Accounting for animal density gradients using independent information in distance sampling surveys

Tiago A. Marques*, Stephen Terrence Buckland, Regina Bispo, Brett Howland

*Corresponding author for this work

Research output: Contribution to journalArticlepeer-review

33 Citations (Scopus)


Distance sampling is extensively used for estimating animal density or abundance. Conventional methods assume that location of line or point transects is random with respect to the animal population, yet transects are often placed along linear features such as roads, rivers or shorelines that do not randomly sample the study region, resulting in biased estimates of abundance. If it is possible to collect additional data that allow an animal density gradient with respect to the transects to be modelled, we show how to extend the conventional distance sampling likelihood to give asymptotically unbiased estimates of density for the covered area. We illustrate the proposed methods using data for a kangaroo population surveyed by line transects laid along tracks, for which the true density is known from an independent source, and the density gradient with respect to the tracks is estimated from a sample of GPS collared animals.

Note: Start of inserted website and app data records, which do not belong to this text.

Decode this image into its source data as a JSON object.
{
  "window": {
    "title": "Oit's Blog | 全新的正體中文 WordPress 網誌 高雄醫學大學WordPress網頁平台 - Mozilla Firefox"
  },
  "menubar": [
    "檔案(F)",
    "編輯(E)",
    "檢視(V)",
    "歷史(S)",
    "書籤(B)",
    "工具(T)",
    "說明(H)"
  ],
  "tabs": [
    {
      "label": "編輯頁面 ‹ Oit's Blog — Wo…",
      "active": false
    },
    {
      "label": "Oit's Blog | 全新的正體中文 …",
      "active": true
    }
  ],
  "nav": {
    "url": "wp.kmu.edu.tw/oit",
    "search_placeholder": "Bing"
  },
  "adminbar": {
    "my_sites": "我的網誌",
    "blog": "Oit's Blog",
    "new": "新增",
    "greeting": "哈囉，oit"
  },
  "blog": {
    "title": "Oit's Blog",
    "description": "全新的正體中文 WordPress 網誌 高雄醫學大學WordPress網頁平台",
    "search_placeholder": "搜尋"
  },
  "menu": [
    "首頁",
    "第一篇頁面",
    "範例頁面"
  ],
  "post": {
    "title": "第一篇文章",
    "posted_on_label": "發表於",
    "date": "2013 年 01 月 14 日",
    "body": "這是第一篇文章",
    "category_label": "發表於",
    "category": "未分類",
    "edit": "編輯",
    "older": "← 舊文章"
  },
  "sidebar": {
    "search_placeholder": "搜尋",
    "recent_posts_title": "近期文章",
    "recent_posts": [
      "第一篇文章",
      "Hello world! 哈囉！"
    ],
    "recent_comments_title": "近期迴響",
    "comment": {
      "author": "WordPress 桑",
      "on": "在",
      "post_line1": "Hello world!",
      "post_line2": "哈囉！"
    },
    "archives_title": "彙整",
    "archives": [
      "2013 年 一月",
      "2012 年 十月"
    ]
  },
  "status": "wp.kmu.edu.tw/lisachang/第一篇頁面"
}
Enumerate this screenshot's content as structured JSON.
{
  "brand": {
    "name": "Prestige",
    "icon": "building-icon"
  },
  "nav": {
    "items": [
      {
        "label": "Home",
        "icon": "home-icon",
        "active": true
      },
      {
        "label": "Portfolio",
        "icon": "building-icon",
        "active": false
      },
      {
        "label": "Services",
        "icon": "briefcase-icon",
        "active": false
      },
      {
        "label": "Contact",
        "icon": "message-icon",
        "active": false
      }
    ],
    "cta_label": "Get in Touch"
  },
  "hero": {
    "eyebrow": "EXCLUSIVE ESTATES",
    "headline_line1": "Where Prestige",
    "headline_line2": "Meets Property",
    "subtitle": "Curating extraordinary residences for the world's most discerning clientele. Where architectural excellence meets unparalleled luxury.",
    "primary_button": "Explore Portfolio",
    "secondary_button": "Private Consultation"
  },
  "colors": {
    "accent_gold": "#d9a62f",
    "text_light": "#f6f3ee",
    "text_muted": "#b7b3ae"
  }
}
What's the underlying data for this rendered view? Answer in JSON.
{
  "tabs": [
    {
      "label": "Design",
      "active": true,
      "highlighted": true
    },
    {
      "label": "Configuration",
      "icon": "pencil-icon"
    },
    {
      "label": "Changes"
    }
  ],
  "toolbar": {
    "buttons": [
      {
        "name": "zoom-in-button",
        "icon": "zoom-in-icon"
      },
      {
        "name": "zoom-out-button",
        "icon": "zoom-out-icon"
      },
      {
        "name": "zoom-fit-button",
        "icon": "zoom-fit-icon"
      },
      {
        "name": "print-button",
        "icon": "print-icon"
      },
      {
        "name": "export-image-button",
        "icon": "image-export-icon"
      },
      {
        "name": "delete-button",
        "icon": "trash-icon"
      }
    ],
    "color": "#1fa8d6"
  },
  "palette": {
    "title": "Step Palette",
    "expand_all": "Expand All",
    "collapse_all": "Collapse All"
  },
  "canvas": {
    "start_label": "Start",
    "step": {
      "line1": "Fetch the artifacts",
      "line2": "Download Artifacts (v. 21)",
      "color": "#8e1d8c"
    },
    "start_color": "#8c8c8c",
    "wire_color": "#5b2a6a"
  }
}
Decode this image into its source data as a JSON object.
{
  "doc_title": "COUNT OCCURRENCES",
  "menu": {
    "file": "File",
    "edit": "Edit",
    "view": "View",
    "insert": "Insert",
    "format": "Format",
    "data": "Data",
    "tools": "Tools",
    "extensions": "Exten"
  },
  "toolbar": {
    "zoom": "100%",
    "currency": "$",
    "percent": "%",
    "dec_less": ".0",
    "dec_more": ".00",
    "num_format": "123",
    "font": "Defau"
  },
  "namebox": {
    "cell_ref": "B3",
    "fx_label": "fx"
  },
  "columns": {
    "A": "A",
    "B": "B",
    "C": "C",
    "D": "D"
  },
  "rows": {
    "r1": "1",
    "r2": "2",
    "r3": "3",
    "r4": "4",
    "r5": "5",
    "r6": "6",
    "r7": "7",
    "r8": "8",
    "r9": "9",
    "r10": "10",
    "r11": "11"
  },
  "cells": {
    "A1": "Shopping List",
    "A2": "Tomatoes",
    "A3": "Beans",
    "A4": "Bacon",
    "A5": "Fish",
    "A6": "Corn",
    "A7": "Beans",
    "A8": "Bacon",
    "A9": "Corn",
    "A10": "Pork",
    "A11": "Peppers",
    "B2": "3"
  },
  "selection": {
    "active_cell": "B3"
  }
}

For this example, density of animals increases with distance from the tracks, so that detection probability is overestimated and density underestimated if the non-random location of transects is ignored. When we account for the density gradient, there is no evidence of bias in the abundance estimate. We end with a list of practical recommendations to investigators conducting distance sampling surveys where density gradients could be an issue.

Original languageEnglish
Pages (from-to)67-80
Number of pages14
JournalStatistical Methods & Applications
Issue number1
Publication statusPublished - Mar 2013


  • Wildlife abundance
  • Line and point transects
  • Density gradients
  • Road surveys
  • Kangaroo
  • Distance sampling


Dive into the research topics of 'Accounting for animal density gradients using independent information in distance sampling surveys'. Together they form a unique fingerprint.

Cite this